What to Expect in the IoT Industry in 2017
Are you ready for the next wave of the internet?
Since the creation of the first web page, the connected world has been constantly changing at a rapid pace, speeding its way through Web 2.0 and propelling us into the future. That future is now. The Internet of Things (IoT) is taking shape, and it’s ushering in the third major evolution of the internet.
If you don’t catch the wave, you could miss out on the Internet of Things and the huge boom that’s coming for entrepreneurs in nearly every industry.
Take a look at just a few powerful data points on the Internet of Things:
- Parks Associates analysts expect that almost 55 million smart home devices will be sold to U.S. broadband households in 2020.
- According to a study conducted by the International Data Corporation, IoT spending is expected to reach $1.29 Trillion by 2020.
While 2016 was a big year for IoT, 2017 will be even bigger. Positioning yourself early is everything when it comes to capitalizing on the next evolution of the internet. Here are the top trends you can expect to see in 2017.
Voice assistants will dominate product sales
Amazon’s success with Echo and Alexa, the speaker’s virtual voice assistant, has been astounding. There’s little doubt that Amazon has penetrated the mass market, with Echo finding its way into the hands of owners who wouldn’t even know to call it a Smart Home product.
This trend will continue in a big way. The Google Home voice-activated speaker and personal assistant is growing the product category in terms of both sales and innovation. While Amazon has the advantage of having made the first move, Google Home is offering a deep integration into digital life by syncing directly with the owner’s Google account. It also benefits from Google’s extensive experience in machine learning, artificial intelligence and data analysis. Also, look for Microsoft to make similar moves with Cortana.
Smart City will be the new Smart Home
Visions of the Smart City are starting to materialize as CTO’s for major municipalities are coming to understand how Internet of Things products and services can provide cost savings, increase quality of life and promote safety in urban environments. Keep an eye out for the appearance of smart lighting, connected streets, smart parking, smart meters, connected apartments and on-demand services in the most innovative cities.
Hardware-based hubs have a hard time
Hub-based ecosystems were all the rage three years ago. The rise in virtual-assistants, however, is threatening hub-based platforms.
There are two reasons for this. The first is that voice-driven assistants (like Amazon’s Alexa and the Google Home) connect to devices in the cloud and therefore don’t require an additional array of radios inside a separate hub. Secondly, more and more routers are being equipped with wireless capabilities like Z-wave, Zigbee and BLE, which further reduce the need for additional hardware.
The Smart Home will go mainstream
The success of Amazon’s Echo rapidly accelerated the adoption of Smart Home technology for everyday consumers, but it’s not the only reason that mass consumers are embracing the concept of the Smart Home. Smart Home product and service developers are making better products, many of which include better education and better support.
Additionally, IoT companies are continually getting better about understanding who their customers are and what they want. As consumer preferences become apparent, product companies are telling better stories that communicate real value to their customers.

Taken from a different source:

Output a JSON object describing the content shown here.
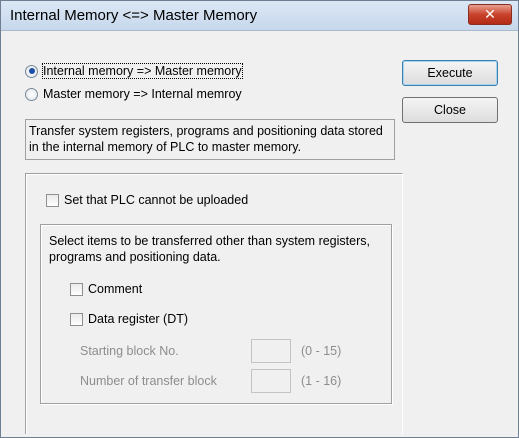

Voice is the new UI
The ability to command the Echo’s speaker via Alexa’s voice-recognition system introduced a new way for consumers to interact with the electronic world around them: voice.

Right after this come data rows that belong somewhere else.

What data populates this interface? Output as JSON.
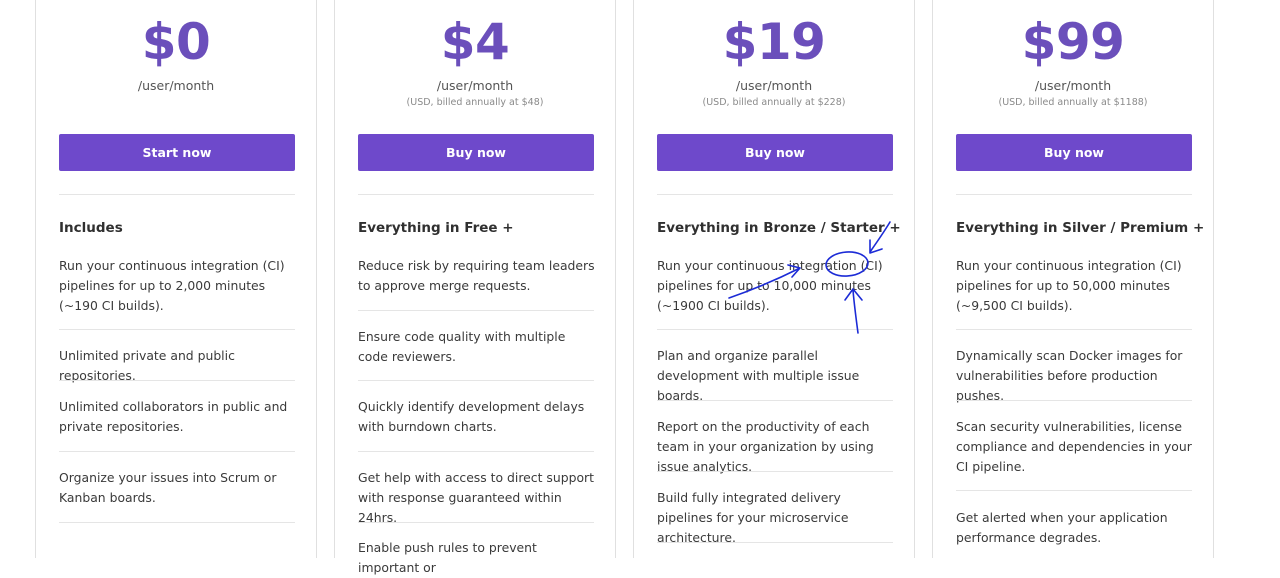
{
  "plans": [
    {
      "price": "$0",
      "period": "/user/month",
      "billed": "",
      "cta": "Start now",
      "heading": "Includes",
      "features": [
        "Run your continuous integration (CI) pipelines for up to 2,000 minutes (~190 CI builds).",
        "Unlimited private and public repositories.",
        "Unlimited collaborators in public and private repositories.",
        "Organize your issues into Scrum or Kanban boards."
      ]
    },
    {
      "price": "$4",
      "period": "/user/month",
      "billed": "(USD, billed annually at $48)",
      "cta": "Buy now",
      "heading": "Everything in Free +",
      "features": [
        "Reduce risk by requiring team leaders to approve merge requests.",
        "Ensure code quality with multiple code reviewers.",
        "Quickly identify development delays with burndown charts.",
        "Get help with access to direct support with response guaranteed within 24hrs.",
        "Enable push rules to prevent important or"
      ]
    },
    {
      "price": "$19",
      "period": "/user/month",
      "billed": "(USD, billed annually at $228)",
      "cta": "Buy now",
      "heading": "Everything in Bronze / Starter +",
      "features": [
        "Run your continuous integration (CI) pipelines for up to 10,000 minutes (~1900 CI builds).",
        "Plan and organize parallel development with multiple issue boards.",
        "Report on the productivity of each team in your organization by using issue analytics.",
        "Build fully integrated delivery pipelines for your microservice architecture."
      ]
    },
    {
      "price": "$99",
      "period": "/user/month",
      "billed": "(USD, billed annually at $1188)",
      "cta": "Buy now",
      "heading": "Everything in Silver / Premium +",
      "features": [
        "Run your continuous integration (CI) pipelines for up to 50,000 minutes (~9,500 CI builds).",
        "Dynamically scan Docker images for vulnerabilities before production pushes.",
        "Scan security vulnerabilities, license compliance and dependencies in your CI pipeline.",
        "Get alerted when your application performance degrades."
      ]
    }
  ],
  "colors": {
    "accent": "#6e49cb",
    "price": "#6b4fbb",
    "annotation": "#1c2bd6"
  }
}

While Siri may have initiated voice-activation with Apple products back in 2011, Alexa’s voice capabilities (or “skills”) could very well replace the smartphone touch-screen over time. Expect this trend to continue as other connected products add to Alexa’s voice capabilities, which also allow you to control non-Amazon products–even your car.
Evolving business models (more services)
Two years ago, product companies were focused on connecting hardware (like lights, locks, doorbells, etc.) to the internet. Last year, the focus was on integrating those products with smart hubs and other connected point-solutions. This year, expect product companies to focus on providing services in an attempt to diversify their revenues and achieve recurring cash flows.
Wearables will work with the Smart Home
This will be the year that wearables converge with the Smart Home. Imagine a day when your fitness tracker won’t let you turn on your TV because you didn’t exercise yet. This convergence of industries presents a great opportunity for services and apps.
How to stay ahead
The IoT market is moving at breakneck speed; if you want to be a part of it, you need to stay ahead. Here are two ways to do that:
- Follow the top influencers in the Internet of Things for the latest news and actionable perspectives.
- Join an industry group if you have a company in the space. SkyBell (my IoT startup) is a member of the Internet of Things Consortium (IoTC), a nonprofit advocacy group that is looking to expand consumer awareness around IoT. The IoTC provides me with abundant opportunities to network with leaders in the Smart Home industry and stay on top of the latest trends.
Original article here.